talk” at which I am as good as a fish riding a bicycle, so passing over that…
With topics of conversation covered, I listen carefully to HOW they are discussed in an air of “circular jocularity.” Person A will tell a story. Person B will not question A about it but proceed with a similar story of their own. Person C will next chime in with a funny observation. Then the process begins all over again in an atmosphere of shared bonhomie with no one rocking the boat by asking or posing questions, above all challenging others to THINK up a positive, constructive response. Thesis, antithesis, synthesis? Do me a favour!
What follows is text-book Bernstein (Public Language: Some Sociological Implications of a Linguistic Form) from fifty nine years ago….short grammatically simple, often unfinished sentences; simple and repetitive use of conjunctions, (so, then, and, because); very limited use of adjectives, adverbs shunned; no use of personal pronouns as subjects (one, it), frequent use of idiomatic stock phrases; all framed to create sympathetic circularity.
Bernstein later wrote that such a restricted code of English “is most probably a function of a particular social structure.”
Bearing in mind that Miller, as long ago as 1951 wrote, ‘thinking is never more precise than the language it uses,’ could this have affected either or both of the Trump and Brexit votes?
Away off to one of my favourite towns in the country- Rye. Sadly I had to go alone as Elizabeth's light mobility scooter was not designed to cope with the hill on which Rye stands, the narrow pavements or the cobbles.

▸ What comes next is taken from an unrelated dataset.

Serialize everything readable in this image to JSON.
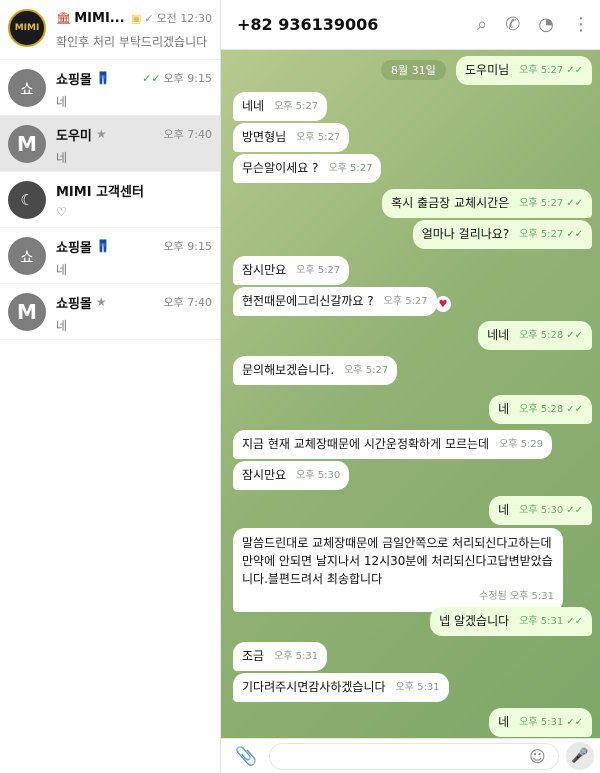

I paid my usual historian's respect to the old buildings, thoroughfares and local businesses...especially the chippy styling itself as "The Catcher in Rye."
I then made my way down to the extensive market, not so much as to buy anything but inhale the atmosphere. What if 90% of sale goods arrived in a container and could be bought at most Pound stores even cheaper? We were outside, talking to stallholders and each other, often while eating some of the local fare.
I am a veteran marketeer having been raised on weekly holiday-time Thursday visits to the Acle Sale half way between Yarmouth and Norwich. This was a REAL sale...local produce in season, livestock and goods sold by auction and attended by buyers from miles around. I would go over with my mother by bus and train to buy- in vegetables, fruit and meat for the next week.
Sixty years ago it was exceedingly rural and had changed little from the fairs described by Thomas Hardy, although custom of buying and selling wives was in terminal decline.
One Thursday we had finished our buying and while waiting for the bus, sat in the tea room over something alleged to be coffee when my attention was caught by a group of passers-by. There was mother and father and at least 10 children...a real "organ-pipe" family if ever there was one.
"Strewth," I remarked to my mother, "Look at that!" She appraised them and turning to me asked,
"You know the reason for that don't you?" I replied that I was getting the idea.
Ignoring me she said, "The haven't got electricity yet!"
Suitably puzzled I naturally asked what she meant. Looking at her oh-so clever Grammar School son, she spelled it out so simply that even I could understand...
"No electricity = no television!"
Thanks Rye market and the excellent pint of "Spitfire" I bought at the "Cinque Ports," for bringing that back to mind.
Home James and don't spare the horses.
9.30 and time to head home, dropping off passengers at various "feeder" stops along the way.
The journey was uneventful apart from a conversation to which I was podded into responding.
We were passing the extensive road works that will be the Norwich outer ring road. A fellow passenger leant across and told me that "they" had got it wrong. "They" should have chosen route B and not route A. What do "they" know? "They" don't have to live here. "They" might have all the qualifications but you can't beat common sense.
YOUR HOMEWORK ASSIGNMENT FOR THE WEEK.
Would you have responded to such assertions? If so, how and why?
My reply will be the subject of a future Weekly Blog coming shortly to a computer near you.